BDNF expression increases without changes in play behavior following concussion in juvenile rats (Rattus Norvegicus)

Purpose: Young children have a high risk of concussion or mild traumatic brain injury (mTBI). Children often appear healthy soon after mTBI, but some have pervasive cognitive and/or motor impairments. Understanding underlying mechanisms recruited after concussion may help for return to play protocols and mitigating what might be lifelong impairments. Methods: We investigated molecular and behavioral changes in a rat model of childhood concussion. Rats received an injury or sham procedure at an age approximately equivalent to the human period of early childhood. Social play was analyzed for behavioral differences. Tissue from the right motor cortex (impacted), left motor cortex, and medial prefrontal cortex were analyzed for brain derived neurotrophic factor (BDNF) protein. Results: Play behavior was not significantly different between conditions. BDNF levels were much higher in both the right and left motor cortices of the mTBI group compared to medial prefrontal cortex, which is relatively remote from the impact site, within the mTBI group and all tissue collected from the sham group. Conclusions: There is ongoing plastic change at the cellular level in both the impacted area and the well-connected contralateral area after a concussion, suggesting compensatory mechanisms after injury are still at play. © 2018, © 2018 Taylor & Francis.

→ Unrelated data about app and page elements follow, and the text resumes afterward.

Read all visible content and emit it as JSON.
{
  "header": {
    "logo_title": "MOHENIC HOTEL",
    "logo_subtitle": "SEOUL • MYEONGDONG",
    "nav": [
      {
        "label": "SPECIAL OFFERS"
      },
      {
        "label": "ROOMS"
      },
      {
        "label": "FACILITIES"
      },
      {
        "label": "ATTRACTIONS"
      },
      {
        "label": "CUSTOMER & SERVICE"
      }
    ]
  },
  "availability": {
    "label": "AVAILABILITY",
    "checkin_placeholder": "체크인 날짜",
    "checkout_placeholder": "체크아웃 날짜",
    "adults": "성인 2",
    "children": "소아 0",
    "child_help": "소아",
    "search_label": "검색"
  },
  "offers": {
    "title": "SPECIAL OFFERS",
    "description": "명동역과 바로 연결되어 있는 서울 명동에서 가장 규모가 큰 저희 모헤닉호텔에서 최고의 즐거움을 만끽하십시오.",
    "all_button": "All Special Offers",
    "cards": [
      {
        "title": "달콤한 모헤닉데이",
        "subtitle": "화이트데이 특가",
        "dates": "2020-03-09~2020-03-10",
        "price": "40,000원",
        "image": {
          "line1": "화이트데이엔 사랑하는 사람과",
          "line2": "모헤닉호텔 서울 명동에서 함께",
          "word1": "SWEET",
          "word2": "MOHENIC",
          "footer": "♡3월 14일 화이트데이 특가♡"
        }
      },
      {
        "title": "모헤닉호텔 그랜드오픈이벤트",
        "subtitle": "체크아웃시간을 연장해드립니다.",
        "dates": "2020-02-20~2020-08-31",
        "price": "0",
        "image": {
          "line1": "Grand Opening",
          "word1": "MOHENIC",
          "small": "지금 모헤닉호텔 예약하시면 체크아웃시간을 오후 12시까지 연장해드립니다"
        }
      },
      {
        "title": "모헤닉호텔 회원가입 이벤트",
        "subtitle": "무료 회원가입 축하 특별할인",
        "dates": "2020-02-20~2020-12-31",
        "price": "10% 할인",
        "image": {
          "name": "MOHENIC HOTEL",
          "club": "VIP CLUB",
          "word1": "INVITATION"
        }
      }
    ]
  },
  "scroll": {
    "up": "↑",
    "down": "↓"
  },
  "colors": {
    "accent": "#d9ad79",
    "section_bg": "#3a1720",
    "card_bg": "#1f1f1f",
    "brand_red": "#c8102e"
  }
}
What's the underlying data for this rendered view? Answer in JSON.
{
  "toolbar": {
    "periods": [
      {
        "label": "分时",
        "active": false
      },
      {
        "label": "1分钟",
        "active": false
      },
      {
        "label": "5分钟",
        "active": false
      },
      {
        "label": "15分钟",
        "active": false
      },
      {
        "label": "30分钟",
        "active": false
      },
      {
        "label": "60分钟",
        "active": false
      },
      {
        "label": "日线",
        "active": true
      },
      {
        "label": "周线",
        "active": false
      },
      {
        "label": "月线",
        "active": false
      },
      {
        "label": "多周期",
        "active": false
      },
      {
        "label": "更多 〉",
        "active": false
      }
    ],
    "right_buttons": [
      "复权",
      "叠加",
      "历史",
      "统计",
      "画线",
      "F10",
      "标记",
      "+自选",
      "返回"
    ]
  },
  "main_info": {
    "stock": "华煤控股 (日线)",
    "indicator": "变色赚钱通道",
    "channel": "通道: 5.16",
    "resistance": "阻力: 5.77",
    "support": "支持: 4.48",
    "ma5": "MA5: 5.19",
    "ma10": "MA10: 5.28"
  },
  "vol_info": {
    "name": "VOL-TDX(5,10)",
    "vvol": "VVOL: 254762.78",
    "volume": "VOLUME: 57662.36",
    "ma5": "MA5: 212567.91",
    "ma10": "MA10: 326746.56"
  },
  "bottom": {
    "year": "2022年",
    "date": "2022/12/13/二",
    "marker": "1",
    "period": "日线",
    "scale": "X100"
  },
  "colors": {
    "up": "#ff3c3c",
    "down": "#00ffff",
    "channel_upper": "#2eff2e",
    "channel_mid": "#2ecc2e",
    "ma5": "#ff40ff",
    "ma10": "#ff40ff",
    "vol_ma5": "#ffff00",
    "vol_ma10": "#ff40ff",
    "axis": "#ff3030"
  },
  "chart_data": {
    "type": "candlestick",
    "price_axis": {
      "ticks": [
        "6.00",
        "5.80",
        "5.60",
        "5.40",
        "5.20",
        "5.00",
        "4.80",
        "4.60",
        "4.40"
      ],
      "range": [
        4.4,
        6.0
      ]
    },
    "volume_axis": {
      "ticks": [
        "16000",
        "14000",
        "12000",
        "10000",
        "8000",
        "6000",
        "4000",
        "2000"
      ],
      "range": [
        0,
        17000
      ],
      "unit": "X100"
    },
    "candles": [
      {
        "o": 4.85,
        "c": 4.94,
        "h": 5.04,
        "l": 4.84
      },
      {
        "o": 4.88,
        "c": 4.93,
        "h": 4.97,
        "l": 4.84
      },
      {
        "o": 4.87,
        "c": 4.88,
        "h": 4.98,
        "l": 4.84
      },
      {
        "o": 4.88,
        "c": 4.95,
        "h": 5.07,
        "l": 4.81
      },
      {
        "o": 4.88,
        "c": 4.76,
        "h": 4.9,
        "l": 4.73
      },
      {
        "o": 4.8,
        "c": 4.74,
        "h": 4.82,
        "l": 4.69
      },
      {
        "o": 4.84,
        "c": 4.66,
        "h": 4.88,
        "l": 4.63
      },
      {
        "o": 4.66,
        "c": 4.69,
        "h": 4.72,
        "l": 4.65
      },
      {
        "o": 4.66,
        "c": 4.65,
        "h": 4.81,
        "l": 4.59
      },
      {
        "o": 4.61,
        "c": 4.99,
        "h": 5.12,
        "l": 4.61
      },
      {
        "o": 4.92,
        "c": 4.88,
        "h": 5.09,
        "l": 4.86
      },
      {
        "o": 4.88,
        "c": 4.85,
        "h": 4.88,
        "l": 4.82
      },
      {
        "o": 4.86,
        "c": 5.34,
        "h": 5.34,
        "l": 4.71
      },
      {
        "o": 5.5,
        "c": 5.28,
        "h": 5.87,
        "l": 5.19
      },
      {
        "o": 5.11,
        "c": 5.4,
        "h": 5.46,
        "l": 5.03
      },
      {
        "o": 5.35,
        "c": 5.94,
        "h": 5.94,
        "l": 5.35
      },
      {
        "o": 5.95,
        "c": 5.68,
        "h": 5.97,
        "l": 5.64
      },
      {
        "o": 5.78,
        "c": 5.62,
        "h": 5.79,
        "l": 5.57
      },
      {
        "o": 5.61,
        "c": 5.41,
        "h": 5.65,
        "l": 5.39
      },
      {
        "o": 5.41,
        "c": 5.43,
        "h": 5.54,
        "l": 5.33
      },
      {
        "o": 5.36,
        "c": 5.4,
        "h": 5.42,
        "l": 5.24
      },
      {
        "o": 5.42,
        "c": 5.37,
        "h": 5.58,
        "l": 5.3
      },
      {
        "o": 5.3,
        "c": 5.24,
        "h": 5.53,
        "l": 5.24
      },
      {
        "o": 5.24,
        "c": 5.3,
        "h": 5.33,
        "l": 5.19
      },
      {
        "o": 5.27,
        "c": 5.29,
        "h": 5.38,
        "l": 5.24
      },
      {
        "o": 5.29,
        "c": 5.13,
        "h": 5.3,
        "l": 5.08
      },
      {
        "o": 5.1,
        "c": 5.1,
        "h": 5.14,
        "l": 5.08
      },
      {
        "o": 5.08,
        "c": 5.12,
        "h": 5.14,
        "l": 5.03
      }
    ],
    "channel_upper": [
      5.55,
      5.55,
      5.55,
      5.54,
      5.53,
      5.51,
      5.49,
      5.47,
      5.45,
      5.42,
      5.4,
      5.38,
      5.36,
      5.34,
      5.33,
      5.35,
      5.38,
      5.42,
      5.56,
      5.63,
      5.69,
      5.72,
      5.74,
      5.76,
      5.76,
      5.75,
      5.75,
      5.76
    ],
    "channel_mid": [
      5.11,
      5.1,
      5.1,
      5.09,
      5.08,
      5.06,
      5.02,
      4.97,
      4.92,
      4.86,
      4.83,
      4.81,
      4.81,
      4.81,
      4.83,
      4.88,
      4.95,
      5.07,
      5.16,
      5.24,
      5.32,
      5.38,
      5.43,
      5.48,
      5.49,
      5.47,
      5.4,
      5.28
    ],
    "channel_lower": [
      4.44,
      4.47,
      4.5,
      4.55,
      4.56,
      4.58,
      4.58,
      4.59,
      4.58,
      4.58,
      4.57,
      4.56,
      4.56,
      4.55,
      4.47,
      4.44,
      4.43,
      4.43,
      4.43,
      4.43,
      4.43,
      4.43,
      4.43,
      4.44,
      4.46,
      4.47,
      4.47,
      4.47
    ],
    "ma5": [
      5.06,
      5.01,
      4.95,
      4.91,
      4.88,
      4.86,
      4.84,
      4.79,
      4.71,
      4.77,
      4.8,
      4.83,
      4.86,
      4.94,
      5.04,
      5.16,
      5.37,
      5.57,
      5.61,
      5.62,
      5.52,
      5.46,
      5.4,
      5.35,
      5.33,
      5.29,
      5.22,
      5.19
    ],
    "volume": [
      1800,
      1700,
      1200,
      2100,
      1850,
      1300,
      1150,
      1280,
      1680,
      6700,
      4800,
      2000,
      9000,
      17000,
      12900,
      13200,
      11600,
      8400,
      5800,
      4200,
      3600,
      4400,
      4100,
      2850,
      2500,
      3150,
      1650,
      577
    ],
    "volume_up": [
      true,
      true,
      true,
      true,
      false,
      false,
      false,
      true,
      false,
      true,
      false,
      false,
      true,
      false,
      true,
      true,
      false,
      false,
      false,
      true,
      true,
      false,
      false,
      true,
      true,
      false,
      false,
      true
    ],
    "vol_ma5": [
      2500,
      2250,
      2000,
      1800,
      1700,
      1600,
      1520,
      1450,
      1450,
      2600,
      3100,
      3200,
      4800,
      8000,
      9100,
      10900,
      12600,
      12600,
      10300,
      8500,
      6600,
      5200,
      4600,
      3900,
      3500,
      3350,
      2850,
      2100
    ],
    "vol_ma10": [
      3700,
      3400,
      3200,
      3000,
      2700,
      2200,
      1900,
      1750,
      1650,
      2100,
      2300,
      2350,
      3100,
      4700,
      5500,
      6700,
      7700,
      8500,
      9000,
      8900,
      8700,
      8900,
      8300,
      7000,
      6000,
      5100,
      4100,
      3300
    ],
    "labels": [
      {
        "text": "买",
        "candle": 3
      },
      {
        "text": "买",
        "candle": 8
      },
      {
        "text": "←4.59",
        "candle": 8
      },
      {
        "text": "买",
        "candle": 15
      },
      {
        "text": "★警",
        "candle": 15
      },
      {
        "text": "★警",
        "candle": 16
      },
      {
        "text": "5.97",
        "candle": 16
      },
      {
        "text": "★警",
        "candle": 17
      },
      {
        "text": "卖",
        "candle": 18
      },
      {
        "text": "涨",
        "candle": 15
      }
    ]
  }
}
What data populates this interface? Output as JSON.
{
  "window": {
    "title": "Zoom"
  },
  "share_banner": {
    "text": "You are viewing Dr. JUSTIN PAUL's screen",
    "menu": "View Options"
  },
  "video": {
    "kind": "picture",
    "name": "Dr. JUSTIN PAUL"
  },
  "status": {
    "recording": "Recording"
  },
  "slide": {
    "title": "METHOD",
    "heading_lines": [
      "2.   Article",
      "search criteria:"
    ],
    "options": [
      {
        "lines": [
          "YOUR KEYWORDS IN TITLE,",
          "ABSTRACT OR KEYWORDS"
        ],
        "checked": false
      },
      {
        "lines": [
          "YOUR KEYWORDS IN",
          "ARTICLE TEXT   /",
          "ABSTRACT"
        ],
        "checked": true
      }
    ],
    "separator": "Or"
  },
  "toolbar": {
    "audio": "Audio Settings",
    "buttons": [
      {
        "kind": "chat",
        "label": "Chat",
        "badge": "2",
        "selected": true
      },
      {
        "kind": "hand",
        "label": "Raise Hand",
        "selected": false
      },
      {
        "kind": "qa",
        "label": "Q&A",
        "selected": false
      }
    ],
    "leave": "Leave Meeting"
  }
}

Purpose: Young children have a high risk of concussion or mild traumatic brain injury (mTBI). Children often appear healthy soon after mTBI, but some have pervasive cognitive and/or motor impairments. Understanding underlying mechanisms recruited after concussion may help for return to play protocols and mitigating what might be lifelong impairments. Methods: We investigated molecular and behavioral changes in a rat model of childhood concussion. Rats received an injury or sham procedure at an age approximately equivalent to the human period of early childhood. Social play was analyzed for behavioral differences. Tissue from the right motor cortex (impacted), left motor cortex, and medial prefrontal cortex were analyzed for brain derived neurotrophic factor (BDNF) protein. Results: Play behavior was not significantly different between conditions. BDNF levels were much higher in both the right and left motor cortices of the mTBI group compared to medial prefrontal cortex, which is relatively remote from the impact site, within the mTBI group and all tissue collected from the sham group. Conclusions: There is ongoing plastic change at the cellular level in both the impacted area and the well-connected contralateral area after a concussion, suggesting compensatory mechanisms after injury are still at play. © 2018, © 2018 Taylor & Francis.

Search